just barely within the resolution limit, so perhaps are 30 to 60
microns wide.

Microcoleus vaginatus filaments are about 5 to 10 microns wide.
However, the filaments are sometimes contained within a mucilagenous
sheath about 30 to 50 microns wide during dry conditions, so perhaps
these would be within visibility of the microscopic imager.



Bob Clark


cf:

From: Robert Clark (rgclark@my-deja.com)
Subject: Dark spots in Mars gullies - evidence of cyanobacteria?
Newsgroups: sci.astro, sci.astro.seti, alt.sci.planetary, sci.bio.misc
Date: 2001-11-29 14:05:07 PST
http://groups.google.com/groups?th=b4c2374dcdf153f6

Squink
2004-Mar-21, 07:39 PM
Explanations given for these threads have been that they may be threads from the airbags or perhaps they are due to grains strung together by electrostatic forces. Another possibility is something akin to Pele's hair (http://volcanoes.usgs.gov/Products/Pglossary/PeleHair.html). The link describes these strands of volcanic glass as being less than 0.5 mm in diameter. I don't know how much thinner than that they get.
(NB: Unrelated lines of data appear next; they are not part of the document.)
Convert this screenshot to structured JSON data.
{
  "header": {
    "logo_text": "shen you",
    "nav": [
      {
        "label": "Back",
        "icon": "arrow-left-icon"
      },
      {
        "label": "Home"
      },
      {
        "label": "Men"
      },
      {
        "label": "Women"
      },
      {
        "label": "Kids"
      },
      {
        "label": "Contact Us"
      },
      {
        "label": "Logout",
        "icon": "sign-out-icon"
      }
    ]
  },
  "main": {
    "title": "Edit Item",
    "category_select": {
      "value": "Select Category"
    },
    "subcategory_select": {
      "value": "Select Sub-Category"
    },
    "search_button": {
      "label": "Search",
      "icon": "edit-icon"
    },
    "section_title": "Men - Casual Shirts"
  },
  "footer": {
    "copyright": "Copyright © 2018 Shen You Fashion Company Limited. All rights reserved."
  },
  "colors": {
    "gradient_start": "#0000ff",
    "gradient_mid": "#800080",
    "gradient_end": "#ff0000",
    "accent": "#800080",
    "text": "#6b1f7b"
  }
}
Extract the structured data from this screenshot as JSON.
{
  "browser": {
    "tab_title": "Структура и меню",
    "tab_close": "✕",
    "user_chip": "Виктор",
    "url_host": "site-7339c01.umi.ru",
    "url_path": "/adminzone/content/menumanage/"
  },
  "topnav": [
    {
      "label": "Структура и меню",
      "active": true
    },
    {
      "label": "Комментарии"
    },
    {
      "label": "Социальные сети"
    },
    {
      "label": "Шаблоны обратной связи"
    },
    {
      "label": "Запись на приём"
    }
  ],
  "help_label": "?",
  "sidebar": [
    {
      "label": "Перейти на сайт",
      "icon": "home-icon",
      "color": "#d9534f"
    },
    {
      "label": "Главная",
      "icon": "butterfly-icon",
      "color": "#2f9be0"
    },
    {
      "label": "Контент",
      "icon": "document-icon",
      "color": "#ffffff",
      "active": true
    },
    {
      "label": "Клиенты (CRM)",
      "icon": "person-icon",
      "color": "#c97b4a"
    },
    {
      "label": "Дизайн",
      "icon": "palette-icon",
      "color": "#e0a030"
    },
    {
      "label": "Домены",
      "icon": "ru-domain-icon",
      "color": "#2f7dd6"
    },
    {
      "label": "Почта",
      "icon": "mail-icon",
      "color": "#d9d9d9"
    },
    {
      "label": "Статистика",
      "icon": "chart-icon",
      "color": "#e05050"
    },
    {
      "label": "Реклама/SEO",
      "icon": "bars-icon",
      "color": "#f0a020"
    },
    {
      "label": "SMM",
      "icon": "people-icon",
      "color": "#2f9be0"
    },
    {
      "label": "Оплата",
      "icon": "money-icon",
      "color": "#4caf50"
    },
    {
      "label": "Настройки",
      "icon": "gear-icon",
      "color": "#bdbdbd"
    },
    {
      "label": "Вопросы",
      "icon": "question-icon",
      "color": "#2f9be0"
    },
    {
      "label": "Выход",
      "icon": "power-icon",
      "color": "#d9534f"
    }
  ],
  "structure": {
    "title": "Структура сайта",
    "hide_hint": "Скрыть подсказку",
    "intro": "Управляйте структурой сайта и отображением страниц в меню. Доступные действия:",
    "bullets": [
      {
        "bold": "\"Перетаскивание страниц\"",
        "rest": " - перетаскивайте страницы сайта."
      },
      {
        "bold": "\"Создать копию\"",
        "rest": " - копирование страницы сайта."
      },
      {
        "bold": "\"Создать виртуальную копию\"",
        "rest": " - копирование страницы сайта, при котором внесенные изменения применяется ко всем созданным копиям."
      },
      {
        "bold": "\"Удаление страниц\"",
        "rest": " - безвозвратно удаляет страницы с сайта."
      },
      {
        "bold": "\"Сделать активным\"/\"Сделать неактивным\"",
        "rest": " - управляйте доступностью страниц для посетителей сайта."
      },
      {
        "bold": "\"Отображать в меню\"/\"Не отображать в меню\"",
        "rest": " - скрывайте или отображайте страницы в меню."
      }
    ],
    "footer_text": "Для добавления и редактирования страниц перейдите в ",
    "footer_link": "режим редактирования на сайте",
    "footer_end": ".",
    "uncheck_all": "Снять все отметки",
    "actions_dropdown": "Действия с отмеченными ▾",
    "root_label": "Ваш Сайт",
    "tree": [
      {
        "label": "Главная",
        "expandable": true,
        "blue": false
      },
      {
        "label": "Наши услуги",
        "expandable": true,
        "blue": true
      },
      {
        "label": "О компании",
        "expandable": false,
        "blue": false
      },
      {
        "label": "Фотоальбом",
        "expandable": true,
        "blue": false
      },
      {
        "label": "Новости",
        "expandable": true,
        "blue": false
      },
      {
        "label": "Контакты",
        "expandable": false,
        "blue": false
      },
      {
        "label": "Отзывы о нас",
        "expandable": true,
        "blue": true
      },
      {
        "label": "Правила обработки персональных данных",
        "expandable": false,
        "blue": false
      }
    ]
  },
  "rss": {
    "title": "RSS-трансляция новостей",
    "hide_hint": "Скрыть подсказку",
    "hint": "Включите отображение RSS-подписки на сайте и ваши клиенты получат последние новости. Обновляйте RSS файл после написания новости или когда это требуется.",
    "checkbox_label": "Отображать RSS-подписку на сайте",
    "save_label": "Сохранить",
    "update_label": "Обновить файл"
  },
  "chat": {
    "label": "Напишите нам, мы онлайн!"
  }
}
RGClark
2004-Mar-21, 10:34 PM
Explanations given for these threads have been that they may be threads from the airbags or perhaps they are due to grains strung together by electrostatic forces. Another possibility is something akin to Pele's hair (http://volcanoes.usgs.gov/Products/Pglossary/PeleHair.html). The link describes these strands of volcanic glass as being less than 0.5 mm in diameter. I don't know how much thinner than that they get.

Thanks for the link. It would be useful to find out how wide the threads actually are in the Opportunity images.
We also still need to find out if they occur far from the landing site to rule out threads from the airbags.

Bob Clark